The word Jenever [ye-nay-ver] derives from the Dutch ’Jeneverbes’, meaning Juniper. Genever is the Old Dutch (Flemish) for Jenever. Until the 19th century Dutch ’Jenever’ was called ’Genever’, so there is no real difference between the two words. The two words both describe the same product.
Jenever should not be referred to as ’Dutch Gin’; this is because another product by that name already exists. This other ’Dutch Gin’ is in fact an imitation of the English style ‘London Dry Gin’. As Jenever was created before Gin, it would be more correct to identify Gin as ’English Genever’, but as English gin doesn’t closely resemble jenever, that too is inappropriate. Therefore calling the two categories, as they are, Gin and Jenever, is a less strenuous, and more exact practice.
While Gin can be easily simplified as a diluted neutral spirit which is then flavoured with botanicals, Jenever is far more complicated. Jenever involves the blending of two things, neutral grain spirit and ’Moutwijn’ (Malt wine).’Malt wine’ closely resembles whisky, which is also made from a mash. The ’Malt wine’ mash can consist of a mixture including any of the following: malted barley, wheat, corn or rye. Malt wine is distilled to a minimum alcoholic strength of 46% a.b.v, and a maximum alcoholic strength of 48% a.b.v.

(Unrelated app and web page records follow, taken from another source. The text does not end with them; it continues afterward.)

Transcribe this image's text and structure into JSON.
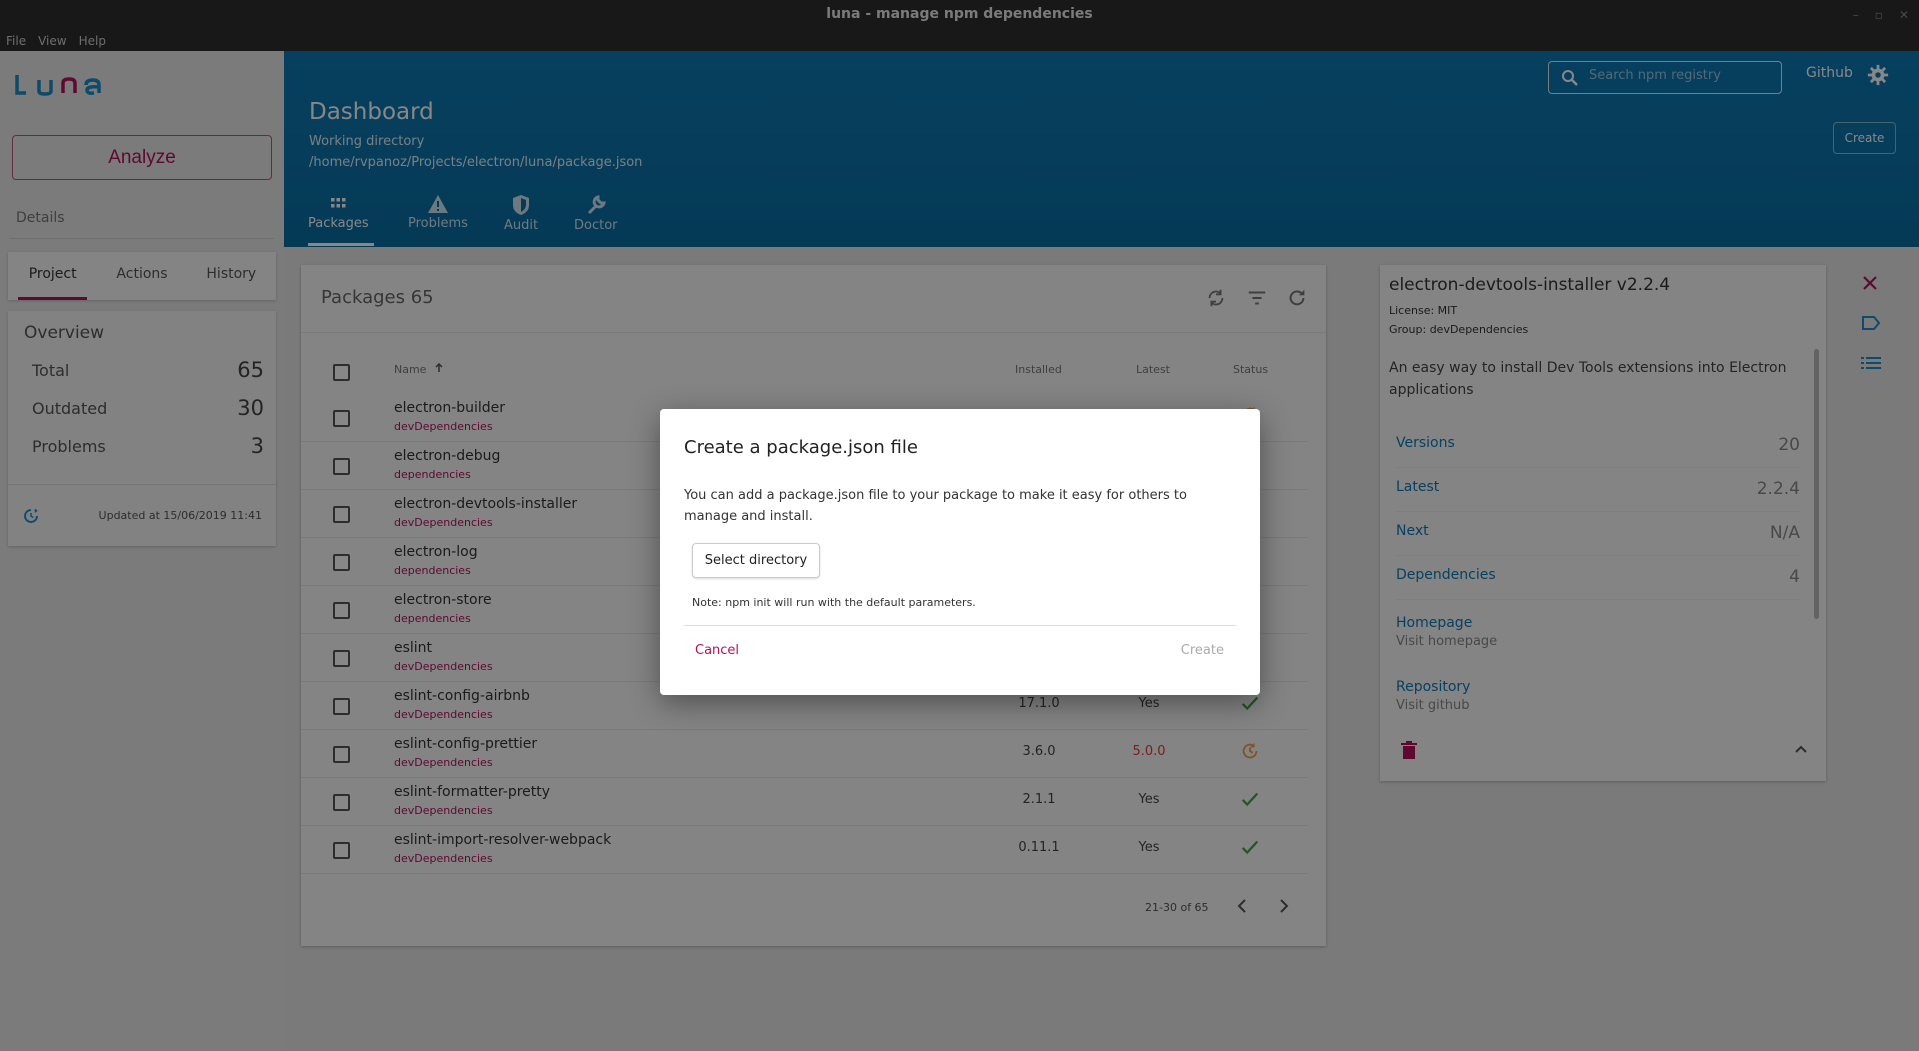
{
  "window": {
    "title": "luna - manage npm dependencies",
    "controls": [
      "–",
      "▫",
      "✕"
    ]
  },
  "menubar": {
    "items": [
      "File",
      "View",
      "Help"
    ]
  },
  "sidebar": {
    "logo": "Luna",
    "analyze_label": "Analyze",
    "details_label": "Details",
    "tabs": [
      {
        "label": "Project",
        "active": true
      },
      {
        "label": "Actions"
      },
      {
        "label": "History"
      }
    ],
    "overview": {
      "title": "Overview",
      "rows": [
        {
          "label": "Total",
          "value": "65"
        },
        {
          "label": "Outdated",
          "value": "30"
        },
        {
          "label": "Problems",
          "value": "3"
        }
      ],
      "updated": "Updated at 15/06/2019 11:41"
    }
  },
  "header": {
    "title": "Dashboard",
    "working_dir_label": "Working directory",
    "working_dir_path": "/home/rvpanoz/Projects/electron/luna/package.json",
    "search_placeholder": "Search npm registry",
    "github_label": "Github",
    "create_label": "Create",
    "tabs": [
      {
        "label": "Packages",
        "active": true
      },
      {
        "label": "Problems"
      },
      {
        "label": "Audit"
      },
      {
        "label": "Doctor"
      }
    ]
  },
  "packages": {
    "title": "Packages 65",
    "columns": {
      "name": "Name",
      "installed": "Installed",
      "latest": "Latest",
      "status": "Status"
    },
    "rows": [
      {
        "name": "electron-builder",
        "group": "devDependencies",
        "installed": "",
        "latest": "",
        "status": "outdated"
      },
      {
        "name": "electron-debug",
        "group": "dependencies",
        "installed": "",
        "latest": "",
        "status": "outdated"
      },
      {
        "name": "electron-devtools-installer",
        "group": "devDependencies",
        "installed": "",
        "latest": "",
        "status": "ok"
      },
      {
        "name": "electron-log",
        "group": "dependencies",
        "installed": "",
        "latest": "",
        "status": "outdated"
      },
      {
        "name": "electron-store",
        "group": "dependencies",
        "installed": "",
        "latest": "",
        "status": "outdated"
      },
      {
        "name": "eslint",
        "group": "devDependencies",
        "installed": "",
        "latest": "",
        "status": "ok"
      },
      {
        "name": "eslint-config-airbnb",
        "group": "devDependencies",
        "installed": "17.1.0",
        "latest": "Yes",
        "status": "ok"
      },
      {
        "name": "eslint-config-prettier",
        "group": "devDependencies",
        "installed": "3.6.0",
        "latest": "5.0.0",
        "status": "outdated"
      },
      {
        "name": "eslint-formatter-pretty",
        "group": "devDependencies",
        "installed": "2.1.1",
        "latest": "Yes",
        "status": "ok"
      },
      {
        "name": "eslint-import-resolver-webpack",
        "group": "devDependencies",
        "installed": "0.11.1",
        "latest": "Yes",
        "status": "ok"
      }
    ],
    "pager": "21-30 of 65"
  },
  "detail": {
    "title": "electron-devtools-installer v2.2.4",
    "license": "License: MIT",
    "group": "Group: devDependencies",
    "description": "An easy way to install Dev Tools extensions into Electron applications",
    "stats": [
      {
        "label": "Versions",
        "value": "20"
      },
      {
        "label": "Latest",
        "value": "2.2.4"
      },
      {
        "label": "Next",
        "value": "N/A"
      },
      {
        "label": "Dependencies",
        "value": "4"
      }
    ],
    "links": [
      {
        "label": "Homepage",
        "value": "Visit homepage"
      },
      {
        "label": "Repository",
        "value": "Visit github"
      }
    ]
  },
  "dialog": {
    "title": "Create a package.json file",
    "message": "You can add a package.json file to your package to make it easy for others to manage and install.",
    "select_label": "Select directory",
    "note": "Note: npm init will run with the default parameters.",
    "cancel_label": "Cancel",
    "create_label": "Create"
  },
  "colors": {
    "accent": "#b3125d",
    "header": "#0e79b4",
    "ok": "#43a047",
    "warn": "#f0a04b",
    "error": "#e53935"
  }
}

It should also be noted that the Dutch word ’Wijn’, although commonly translated as ’wine’, also refers to other types of alcoholic product, not just wine from grapes.

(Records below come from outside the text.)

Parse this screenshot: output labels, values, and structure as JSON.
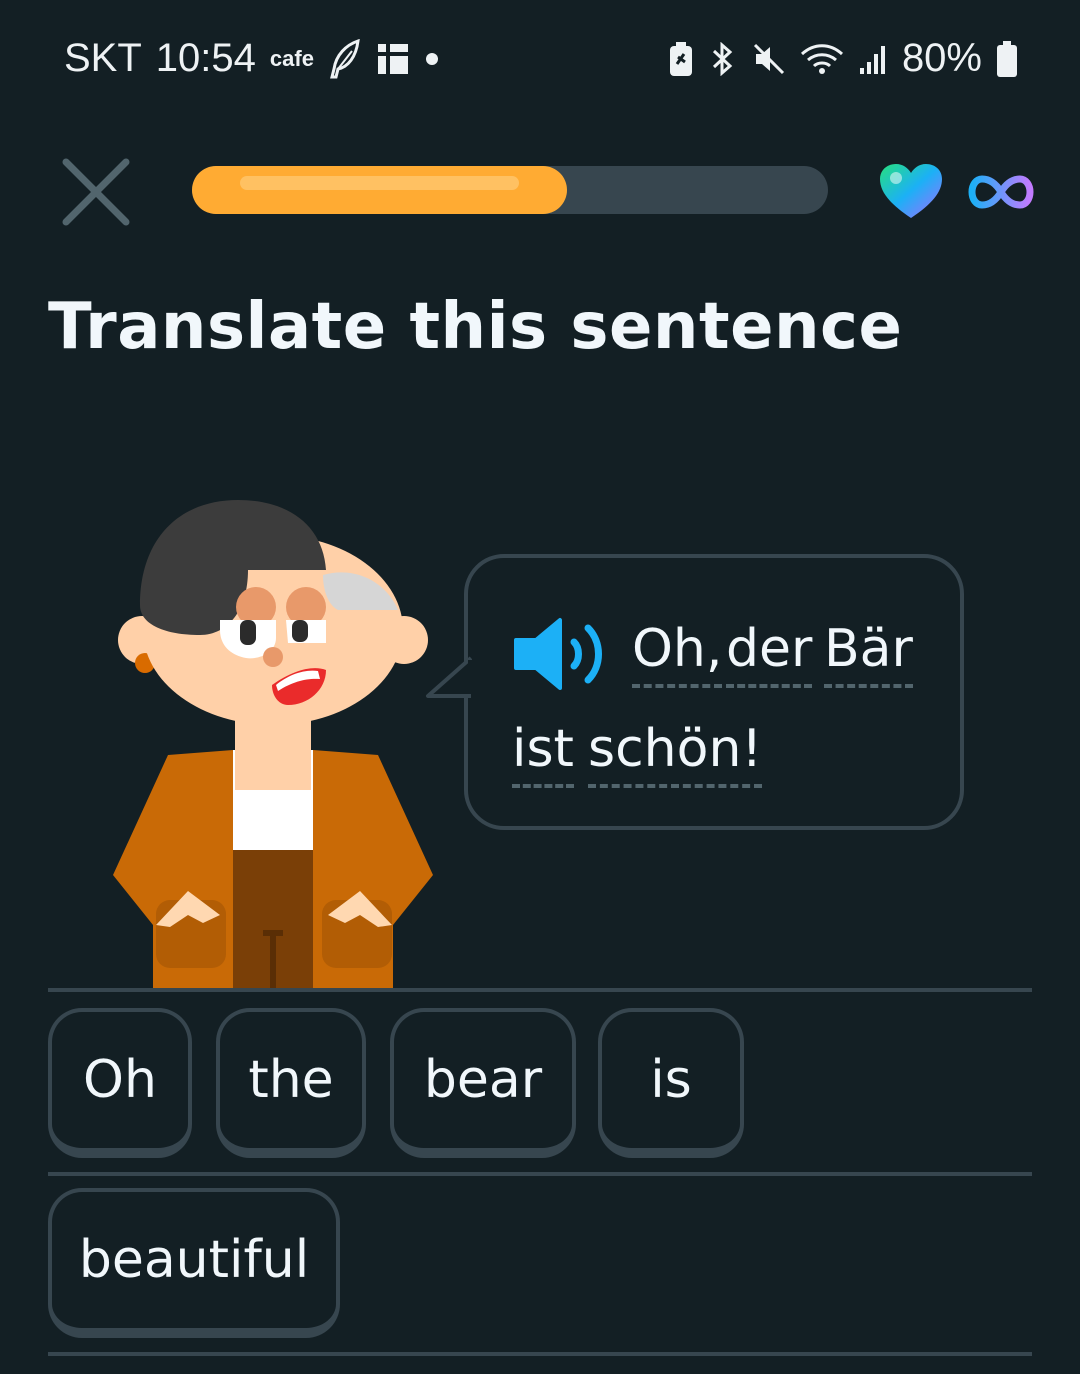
{
  "status_bar": {
    "carrier": "SKT",
    "time": "10:54",
    "cafe_label": "cafe",
    "battery": "80%"
  },
  "header": {
    "progress_percent": 59,
    "hearts": "infinite",
    "progress_color": "#ffab33",
    "icons": [
      "close-icon",
      "heart-icon",
      "infinity-icon"
    ]
  },
  "prompt": {
    "title": "Translate this sentence"
  },
  "speech_bubble": {
    "words": [
      "Oh,",
      "der",
      "Bär",
      "ist",
      "schön!"
    ],
    "speaker_icon": "speaker-icon",
    "speaker_color": "#1cb0f6"
  },
  "word_bank": {
    "row1": [
      "Oh",
      "the",
      "bear",
      "is"
    ],
    "row2": [
      "beautiful"
    ]
  },
  "colors": {
    "background": "#131f24",
    "border": "#37464f",
    "text": "#f1f7fb"
  }
}
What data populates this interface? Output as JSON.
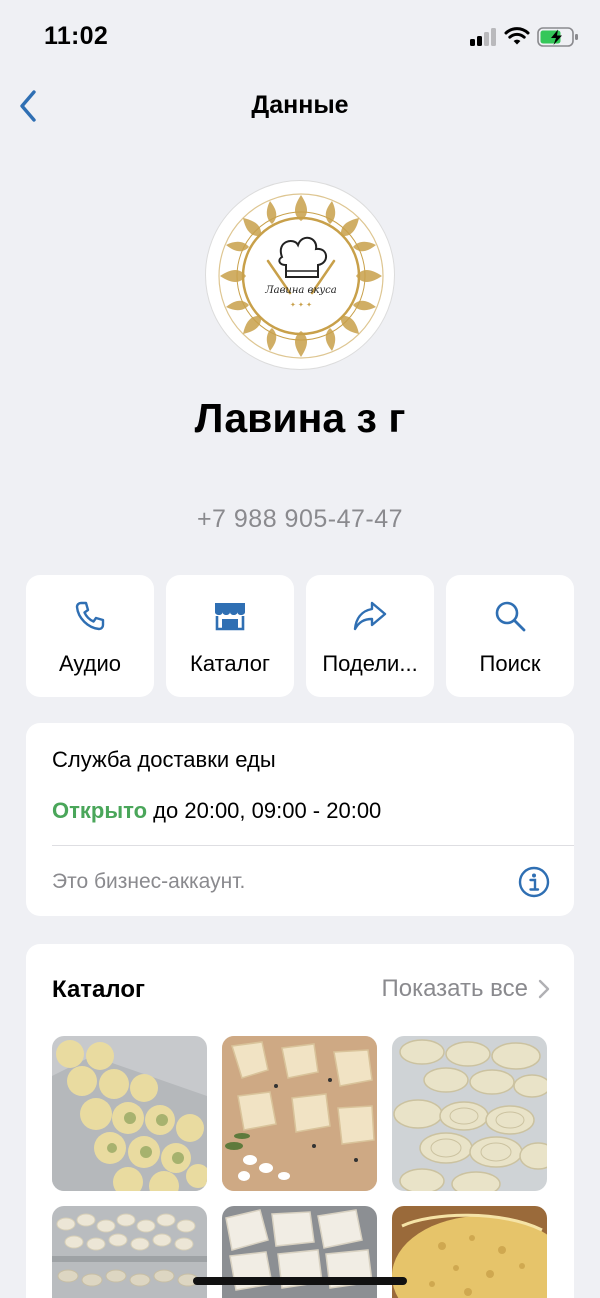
{
  "status_bar": {
    "time": "11:02"
  },
  "nav": {
    "title": "Данные"
  },
  "profile": {
    "logo_text": "Лавина вкуса",
    "name": "Лавина з г",
    "phone": "+7 988 905-47-47"
  },
  "actions": [
    {
      "label": "Аудио",
      "icon": "phone-icon"
    },
    {
      "label": "Каталог",
      "icon": "storefront-icon"
    },
    {
      "label": "Подели...",
      "icon": "share-icon"
    },
    {
      "label": "Поиск",
      "icon": "search-icon"
    }
  ],
  "info": {
    "category": "Служба доставки еды",
    "status": "Открыто",
    "hours": "до 20:00, 09:00 - 20:00",
    "business_note": "Это бизнес-аккаунт."
  },
  "catalog": {
    "title": "Каталог",
    "show_all": "Показать все"
  },
  "colors": {
    "accent": "#2f6fb3",
    "open_green": "#4aa65a",
    "secondary_text": "#8a8a8e",
    "background": "#eff0f4",
    "logo_gold": "#c8a04a"
  }
}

Once the ’Moutwijn’ is distilled, part of it is distilled again with botanicals; another part is redistilled as it is (i.e. with no botanicals). The two distillates are then recombined, then blended with ’neutral spirit’ (from grain, or molasses). The ratio of ’moutwijn’ to ’neutral spirit’ determines amongst other things what type of jenever the end product will be.
Jonge Jenever translates as ’young jenever’, though it refers more precisely to the newer ’style’ of jenever (post-WW2). Jonge Jenever can only contain a maximum of 15% malt wine, while at the same time having a limit of 10 grams of sugar per litre. This means that Jonge jenever is less pronounced, with regards to the taste of ’moutwijn’, while at the same time being less sweet compared with its older style counterpart.

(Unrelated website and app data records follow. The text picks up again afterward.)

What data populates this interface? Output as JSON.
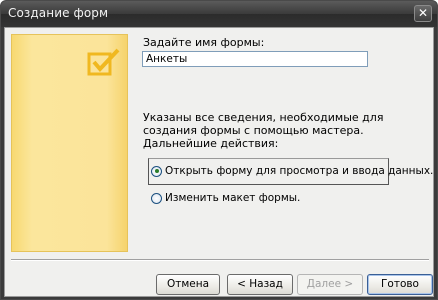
{
  "window": {
    "title": "Создание форм",
    "close_glyph": "✕"
  },
  "form": {
    "name_label": "Задайте имя формы:",
    "name_value": "Анкеты",
    "info_text": "Указаны все сведения, необходимые для создания формы с помощью мастера.",
    "next_actions_label": "Дальнейшие действия:",
    "options": [
      {
        "label": "Открыть форму для просмотра и ввода данных.",
        "checked": true
      },
      {
        "label": "Изменить макет формы.",
        "checked": false
      }
    ]
  },
  "buttons": {
    "cancel": "Отмена",
    "back": "< Назад",
    "next": "Далее >",
    "finish": "Готово"
  },
  "icons": {
    "wizard_image": "checkbox-checked-icon"
  },
  "colors": {
    "accent_yellow": "#f9dc7d",
    "titlebar": "#3a3a3a"
  }
}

Oude Jenever translates as ’old jenever’, though it refers more precisely to the older ’style’ of jenever (pre-WW2). Oude jenever must contain a minimum of 15% malt wine, while at the same time having a greater sugar allowance of 20 grams per litre. This means that Oude jenever is more pronounced in its ’moutwijn’ taste, and at the same time being doubly sweet.
translates as ’cornwine’. Korenwijn must contain at least
51% of malt wine, but no more than 70% malt wine. Korenwijn must not contain
more than 20 grams of sugar, per litre.
Dutch Trade Winds
2 shots Jenever
Shake with ice, then strain into a chilled cocktail glass; garnish with a lemon twist.
2 shots Jenever
ice, then strain into ice filled whisky glass; garnish with a lemon slice.
If anyone knows of any other "good" jenever cocktails, please let me know.
© 2006, "the
Thinking Bartender", George Sinclair.